Unit Six - Cookware Manufacturers Association

Buyers’ Learning Tools
Unit Six:
CMA’s Buyers Guide to Covers and
Covers and lids are valuable adjuncts to many types of top-of-stove cookware. Covers and lids
enable steaming, reduce cooking time, conserve nutrients in food by re-distilling steam to
liquids and help control cooking time.
Materials: Covers and lids fall into two broad categories: glass and metal. There are certain
advantages and disadvantages to each material. Some covers even combine metal, glass and
plastic. There are also many different types and kinds of knobs and handles used on covers as
well: wood, thermoplastics (high temperature resistant plastics), metal, and even siliconeimpregnated metals. Glass covers have the advantage of enabling the user to see the food’s
cooking process without having to lift the cover from the pan, but are often heavier than an
equivalent metal cover. Metal covers are unlikely to break, but they require the user to remove
them to check foods progress. Metal covers can be made of aluminum, stainless steel, copper,
carbon steel or cast iron—all of the materials that cookware is made from.
Design aspects: Covers and lids should fit
loosely. Overly tight fitting lids can turn an
ordinary cooking pan or pot into an
unintentional pressure cooker. When a
cover is placed on a pan it should have a
certain amount of “play” or looseness that
will enable steam or rolling boils to escape
the pan. There are specially designed knobs
that can be turned to release steam, but

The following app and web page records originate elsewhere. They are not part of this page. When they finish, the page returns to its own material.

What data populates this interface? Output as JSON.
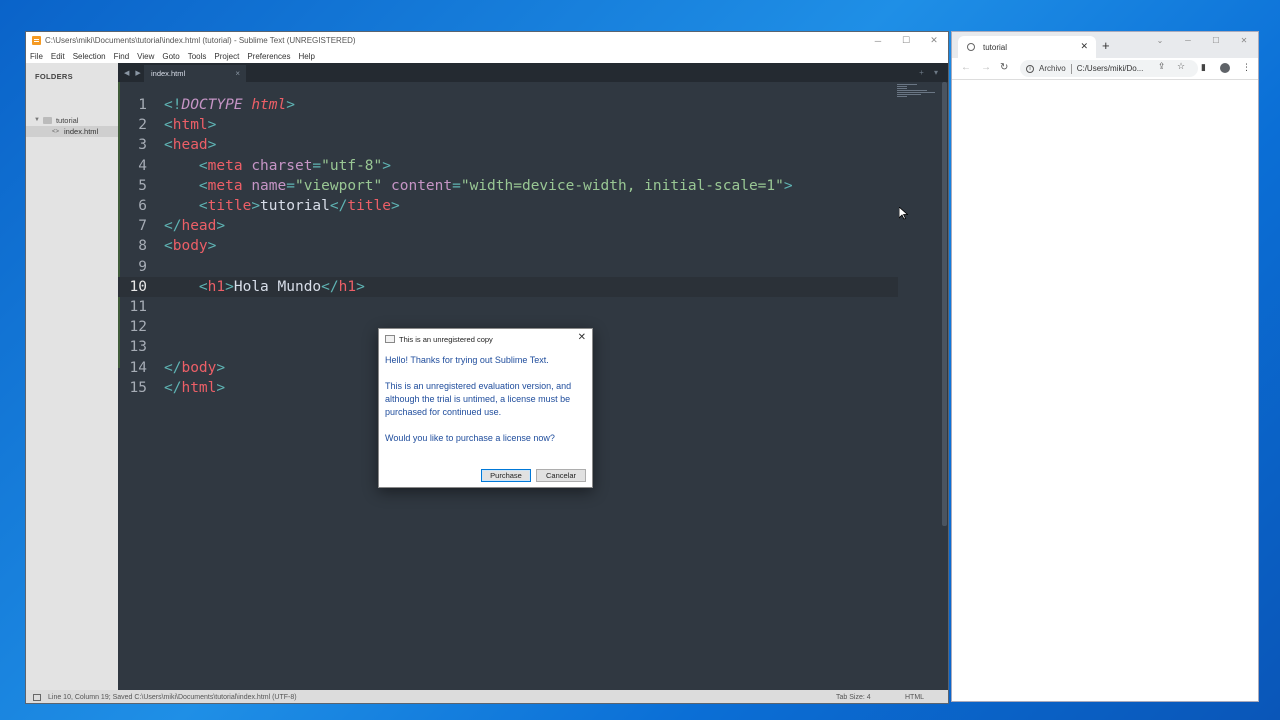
{
  "sublime": {
    "window_title": "C:\\Users\\miki\\Documents\\tutorial\\index.html (tutorial) - Sublime Text (UNREGISTERED)",
    "menu": [
      "File",
      "Edit",
      "Selection",
      "Find",
      "View",
      "Goto",
      "Tools",
      "Project",
      "Preferences",
      "Help"
    ],
    "sidebar": {
      "header": "FOLDERS",
      "folder": "tutorial",
      "file": "index.html"
    },
    "tab": {
      "label": "index.html",
      "close": "×"
    },
    "tab_nav": "◀ ▶",
    "tab_tools": "+ ▾",
    "editor": {
      "current_line": 10,
      "lines": [
        {
          "n": "1",
          "tokens": [
            [
              "punct",
              "<!"
            ],
            [
              "kw",
              "DOCTYPE"
            ],
            [
              "text",
              " "
            ],
            [
              "em",
              "html"
            ],
            [
              "punct",
              ">"
            ]
          ]
        },
        {
          "n": "2",
          "tokens": [
            [
              "punct",
              "<"
            ],
            [
              "tag",
              "html"
            ],
            [
              "punct",
              ">"
            ]
          ]
        },
        {
          "n": "3",
          "tokens": [
            [
              "punct",
              "<"
            ],
            [
              "tag",
              "head"
            ],
            [
              "punct",
              ">"
            ]
          ]
        },
        {
          "n": "4",
          "tokens": [
            [
              "text",
              "    "
            ],
            [
              "punct",
              "<"
            ],
            [
              "tag",
              "meta"
            ],
            [
              "text",
              " "
            ],
            [
              "attr",
              "charset"
            ],
            [
              "punct",
              "="
            ],
            [
              "str",
              "\"utf-8\""
            ],
            [
              "punct",
              ">"
            ]
          ]
        },
        {
          "n": "5",
          "tokens": [
            [
              "text",
              "    "
            ],
            [
              "punct",
              "<"
            ],
            [
              "tag",
              "meta"
            ],
            [
              "text",
              " "
            ],
            [
              "attr",
              "name"
            ],
            [
              "punct",
              "="
            ],
            [
              "str",
              "\"viewport\""
            ],
            [
              "text",
              " "
            ],
            [
              "attr",
              "content"
            ],
            [
              "punct",
              "="
            ],
            [
              "str",
              "\"width=device-width, initial-scale=1\""
            ],
            [
              "punct",
              ">"
            ]
          ]
        },
        {
          "n": "6",
          "tokens": [
            [
              "text",
              "    "
            ],
            [
              "punct",
              "<"
            ],
            [
              "tag",
              "title"
            ],
            [
              "punct",
              ">"
            ],
            [
              "text",
              "tutorial"
            ],
            [
              "punct",
              "</"
            ],
            [
              "tag",
              "title"
            ],
            [
              "punct",
              ">"
            ]
          ]
        },
        {
          "n": "7",
          "tokens": [
            [
              "punct",
              "</"
            ],
            [
              "tag",
              "head"
            ],
            [
              "punct",
              ">"
            ]
          ]
        },
        {
          "n": "8",
          "tokens": [
            [
              "punct",
              "<"
            ],
            [
              "tag",
              "body"
            ],
            [
              "punct",
              ">"
            ]
          ]
        },
        {
          "n": "9",
          "tokens": []
        },
        {
          "n": "10",
          "tokens": [
            [
              "text",
              "    "
            ],
            [
              "punct",
              "<"
            ],
            [
              "tag",
              "h1"
            ],
            [
              "punct",
              ">"
            ],
            [
              "text",
              "Hola Mundo"
            ],
            [
              "punct",
              "</"
            ],
            [
              "tag",
              "h1"
            ],
            [
              "punct",
              ">"
            ]
          ]
        },
        {
          "n": "11",
          "tokens": []
        },
        {
          "n": "12",
          "tokens": []
        },
        {
          "n": "13",
          "tokens": []
        },
        {
          "n": "14",
          "tokens": [
            [
              "punct",
              "</"
            ],
            [
              "tag",
              "body"
            ],
            [
              "punct",
              ">"
            ]
          ]
        },
        {
          "n": "15",
          "tokens": [
            [
              "punct",
              "</"
            ],
            [
              "tag",
              "html"
            ],
            [
              "punct",
              ">"
            ]
          ]
        }
      ]
    },
    "status": {
      "left": "Line 10, Column 19; Saved C:\\Users\\miki\\Documents\\tutorial\\index.html (UTF-8)",
      "tab_size": "Tab Size: 4",
      "syntax": "HTML"
    }
  },
  "dialog": {
    "title": "This is an unregistered copy",
    "greeting": "Hello! Thanks for trying out Sublime Text.",
    "body": "This is an unregistered evaluation version, and although the trial is untimed, a license must be purchased for continued use.",
    "question": "Would you like to purchase a license now?",
    "purchase_label": "Purchase",
    "cancel_label": "Cancelar"
  },
  "chrome": {
    "tab_title": "tutorial",
    "scheme_label": "Archivo",
    "url": "C:/Users/miki/Do..."
  },
  "icons": {
    "window_controls": [
      "minimize-icon",
      "maximize-icon",
      "close-icon"
    ],
    "chrome_nav": [
      "back-icon",
      "forward-icon",
      "reload-icon"
    ]
  }
}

covers should still not be too tightly fitted
to their corresponding pans. Typically
covers are designed with a “boss” or “lip”
that is designed to fit loosely into the interior profile of the pan it is to be used or a raised
shoulder lip or bead from the pan body itself captures the cover. See the cover profile
Metal covers and lids should be free of burrs or sharp edges.
Cracking and breaking potential are considerations for glass covers. Ideally glass covers should
be made of borosilicate glass, specially formulated to withstand high temperatures and sudden
changes in temperatures. The edges of the covers should be thick enough to withstand
chipping. If the covers are made of thin glass, then many producers wisely include a metal
band—called a bezel or shroud---fitted around the perimeter of the cover to guard against edge
chipping or cracks. The CMA, in its standards, also recommends that glass covers should comply
with ASTM Standard C149 and all existing glass industry standards for thermal shock tests.
Additionally, all metal bezels, shrouds or decorative rings should be designed and assembled in
such a way that the glass isn’t scratched. Direct metal-to-glass contact should be avoided, if
possible, by the use of gasket material to protect the glass—particularly where the part is
attached under load to the glass (such as a knob).
Most manufacturers design their covers to fit more than one pan. For instance, a 10 inch
diameter fry pan may have the same cover as does a 5 quart Dutch oven. While there are
universal lids designed to fit a variety of sizes of pans (usually 8 to 12 inches), these simply act
as covers and many do not typically mesh the cover with the inside of the pan’s sides, so
stability of the lid is sacrificed. They are usually made of aluminum or stainless steel.
Look for knobs and handles large enough to be easily handled by a potholder or mitt. There are
a number of issues concerning the proper attachment of knobs or handles to covers and lids.
These are covered below.
Some producers make covers with deep edges that are perforated to allow for pouring off
cooking water from the food inside the pan. These often are made for pans that have a pouring
spout or a sidewall relieve area that conducts the water away from the food more easily. See
illustration. Often these lids have knobs that are slightly oversized, allowing more clearance
between the cover and the top of the lid, enabling the user to more easily hold the cover in
place. Some of these covers are made of a mixture of glass and metals. For especially deep
pots, such as stock pots, such strainer covers made have detents built into the cover and the
pan itself to “lock” the cover in place. This is particularly useful with larger capacity pans. Water
itself weighs over two pounds per quart or liter, and larger size pots are usually handled with
two hands, not one!
Knobs and handles for lids and covers: There
are two basic ways that a knob or handle can be
attached to a cover or lid (unless of course the
handle is molded into the lid; as in some cast
iron and glass covers). For metal covers, the
knob or handle can be spotwelded into place
using high direct current (typically done with
what is known as a strap handle, see
illustration) or fixed mechanically with a rivet or a screw. For glass covers, the knobs are
typically mechanically fixed with a screw or bolt.
If a knob is attached using a screw, the CMA recommends that the screw threads engage the
knob a minimum of three full turns. Additionally, the CMA also recommends telling the
consumer how to tighten the screw(s) should the knob or handle become loose.
The CMA also recommends particularly that knobs attached to glass covers have gasket
material installed between the knob and the surface of the glass to guard against scratching of
the glass or placing the glass under undue tension, which might allow sudden shattering of the
Knobs designed to release steam should be designed and installed in such a manner than
turning the knob “closed” can be accomplished without undue force being used.
Cookware Manufacturers Association